Rumored Pixel 7a upgrade could make it a mid-range force to be reckoned with

Water on the back of the Google Pixel 6a
(Image credit: Nicholas Sutrich / Android Central)

What you need to know

  • A recent leak about the Pixel 7a was captured off a remotely locked version of the device.
  • The fastboot menu details the Pixel 7a's supposed 128GB of internal storage and upgraded 8GB of LPDDR5 RAM.
  • This RAM upgrade would be the first the series has seen since the launch of the Pixel 4a.

A welcome upgrade to the Pixel 7a's memory could be in store when it launches.

Twitter user No Name leaked some new information regarding the Pixel 7a's supposed RAM upgrade. While the device seen in the tweet has been remotely locked by Google, there were some bits of new information taken from its fastboot menu. While the 128GB of internal storage feels predictable by this point, the kicker here is the device may contain 8GB of Samsung LPDDR5 RAM.

Google's "A-series" smartphones can hold their own among some of the best budget Android phones. However, the devices have consistently brought a RAM/internal storage pairing of 6/128GB since the Pixel 4a launch. If the Pixel 7a does indeed feature 8GB of RAM come launch, it would be an added perk to consider for those interested in a new cheaper phone that still does great. For comparison, the flagship Galaxy S22 also sports 8GB of RAM.

Other rumors scoot us in the direction of Google looking to try and bring some worthwhile improvements to its A-series device. Information early on seems to suggest the Pixel 7a may deliver a ceramic back panel over plastic and the same 50MP main rear camera that's featured on the Pixel 6 series. Consumers may also find the device strengthened by Google's recent Tensor G2 SoC.

And while it was previously speculated the Pixel 7a may offer a 90Hz display, a most recently leaked hands-on video showed off the display in action. The capability of this refresh rate was shown off in the device's settings in the footage. It'd be better if Google allowed the Pixel 7a to deliver this sort of display right out of the box, considering its soon-to-be predecessor was apparently capable of 90Hz but did not enable it. While this drew criticism from tech enthusiasts, maybe Google is looking to right the wrong without hesitation.

Nickolas Diaz
News Writer

Nickolas is always excited about tech and getting his hands on it. Writing for him can vary from delivering the latest tech story to scribbling in his journal.
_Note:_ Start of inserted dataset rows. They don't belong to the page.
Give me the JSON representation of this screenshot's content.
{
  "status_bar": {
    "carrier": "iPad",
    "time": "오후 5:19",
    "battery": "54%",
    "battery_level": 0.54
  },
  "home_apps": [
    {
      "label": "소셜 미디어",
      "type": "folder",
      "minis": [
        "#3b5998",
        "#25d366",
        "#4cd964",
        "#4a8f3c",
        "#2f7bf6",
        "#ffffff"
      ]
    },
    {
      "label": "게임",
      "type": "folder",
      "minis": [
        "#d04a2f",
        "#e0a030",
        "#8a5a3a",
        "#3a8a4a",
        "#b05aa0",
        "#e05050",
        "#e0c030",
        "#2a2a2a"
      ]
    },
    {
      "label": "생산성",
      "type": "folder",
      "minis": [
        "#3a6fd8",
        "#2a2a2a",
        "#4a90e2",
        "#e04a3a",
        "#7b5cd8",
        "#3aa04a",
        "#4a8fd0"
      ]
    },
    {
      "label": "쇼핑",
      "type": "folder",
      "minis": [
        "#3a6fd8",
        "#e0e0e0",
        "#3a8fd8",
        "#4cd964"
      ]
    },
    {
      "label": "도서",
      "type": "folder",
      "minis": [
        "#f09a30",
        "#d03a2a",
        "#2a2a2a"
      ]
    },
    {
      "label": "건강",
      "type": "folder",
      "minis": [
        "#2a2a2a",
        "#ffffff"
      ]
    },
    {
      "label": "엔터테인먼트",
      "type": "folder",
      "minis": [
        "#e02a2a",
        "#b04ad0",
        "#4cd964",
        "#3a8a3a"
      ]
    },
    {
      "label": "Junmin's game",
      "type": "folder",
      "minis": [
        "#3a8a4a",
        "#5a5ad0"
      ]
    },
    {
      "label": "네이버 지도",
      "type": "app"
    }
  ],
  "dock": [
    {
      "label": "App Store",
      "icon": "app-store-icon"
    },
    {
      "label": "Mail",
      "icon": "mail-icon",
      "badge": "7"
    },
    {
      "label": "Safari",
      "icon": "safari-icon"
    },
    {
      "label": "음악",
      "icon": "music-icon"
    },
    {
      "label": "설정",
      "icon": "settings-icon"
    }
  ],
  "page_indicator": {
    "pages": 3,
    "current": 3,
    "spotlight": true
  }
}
When Nickolas isn't hitting a story, he's often grinding away at a game or chilling with a book in his hand.